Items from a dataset
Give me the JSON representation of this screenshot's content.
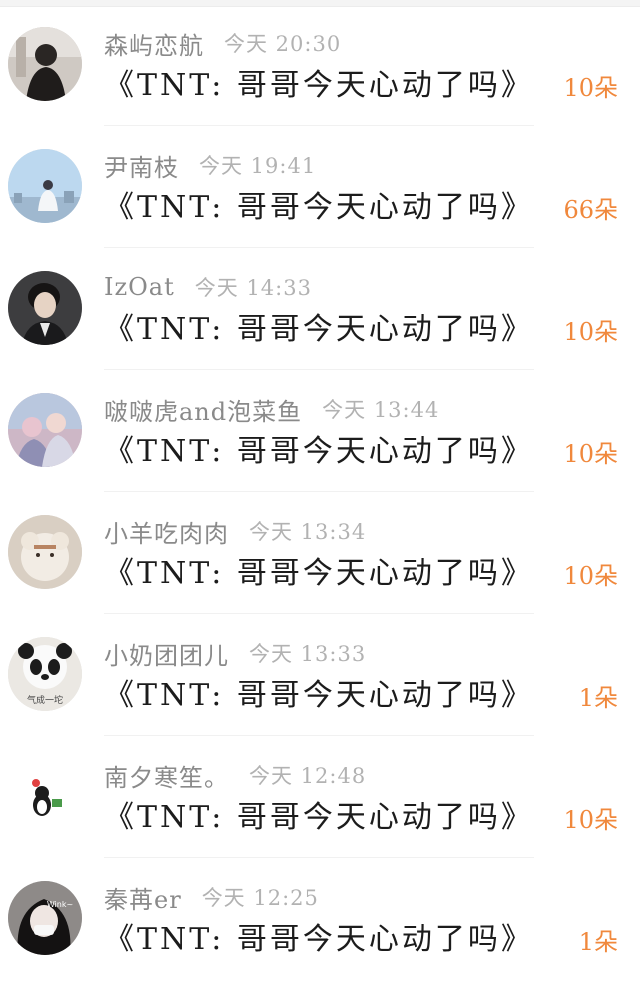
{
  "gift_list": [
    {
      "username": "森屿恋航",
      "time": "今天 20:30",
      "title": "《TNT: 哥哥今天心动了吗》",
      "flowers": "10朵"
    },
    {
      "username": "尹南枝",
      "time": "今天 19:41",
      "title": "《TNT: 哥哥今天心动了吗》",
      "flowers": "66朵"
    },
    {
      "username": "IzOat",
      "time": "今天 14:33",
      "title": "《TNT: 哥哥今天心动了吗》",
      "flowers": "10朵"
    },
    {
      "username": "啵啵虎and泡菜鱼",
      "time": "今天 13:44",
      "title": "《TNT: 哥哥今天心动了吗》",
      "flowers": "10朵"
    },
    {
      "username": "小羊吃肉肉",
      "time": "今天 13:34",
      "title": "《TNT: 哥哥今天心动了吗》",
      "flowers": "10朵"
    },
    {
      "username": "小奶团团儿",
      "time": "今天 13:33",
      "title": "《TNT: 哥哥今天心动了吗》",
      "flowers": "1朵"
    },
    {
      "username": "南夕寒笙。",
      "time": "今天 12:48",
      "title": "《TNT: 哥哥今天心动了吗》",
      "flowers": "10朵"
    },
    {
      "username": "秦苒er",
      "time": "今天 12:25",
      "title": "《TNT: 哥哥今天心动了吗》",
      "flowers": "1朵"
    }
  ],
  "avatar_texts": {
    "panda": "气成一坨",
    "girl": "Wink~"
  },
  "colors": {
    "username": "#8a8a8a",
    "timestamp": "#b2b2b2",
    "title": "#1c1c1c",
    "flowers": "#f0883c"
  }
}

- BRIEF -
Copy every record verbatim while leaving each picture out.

- RESULT OF THE TASK -
Give me the JSON representation of this screenshot's content.
{
  "gift_list": [
    {
      "username": "森屿恋航",
      "time": "今天 20:30",
      "title": "《TNT: 哥哥今天心动了吗》",
      "flowers": "10朵"
    },
    {
      "username": "尹南枝",
      "time": "今天 19:41",
      "title": "《TNT: 哥哥今天心动了吗》",
      "flowers": "66朵"
    },
    {
      "username": "IzOat",
      "time": "今天 14:33",
      "title": "《TNT: 哥哥今天心动了吗》",
      "flowers": "10朵"
    },
    {
      "username": "啵啵虎and泡菜鱼",
      "time": "今天 13:44",
      "title": "《TNT: 哥哥今天心动了吗》",
      "flowers": "10朵"
    },
    {
      "username": "小羊吃肉肉",
      "time": "今天 13:34",
      "title": "《TNT: 哥哥今天心动了吗》",
      "flowers": "10朵"
    },
    {
      "username": "小奶团团儿",
      "time": "今天 13:33",
      "title": "《TNT: 哥哥今天心动了吗》",
      "flowers": "1朵"
    },
    {
      "username": "南夕寒笙。",
      "time": "今天 12:48",
      "title": "《TNT: 哥哥今天心动了吗》",
      "flowers": "10朵"
    },
    {
      "username": "秦苒er",
      "time": "今天 12:25",
      "title": "《TNT: 哥哥今天心动了吗》",
      "flowers": "1朵"
    }
  ],
  "avatar_texts": {
    "panda": "气成一坨",
    "girl": "Wink~"
  },
  "colors": {
    "username": "#8a8a8a",
    "timestamp": "#b2b2b2",
    "title": "#1c1c1c",
    "flowers": "#f0883c"
  }
}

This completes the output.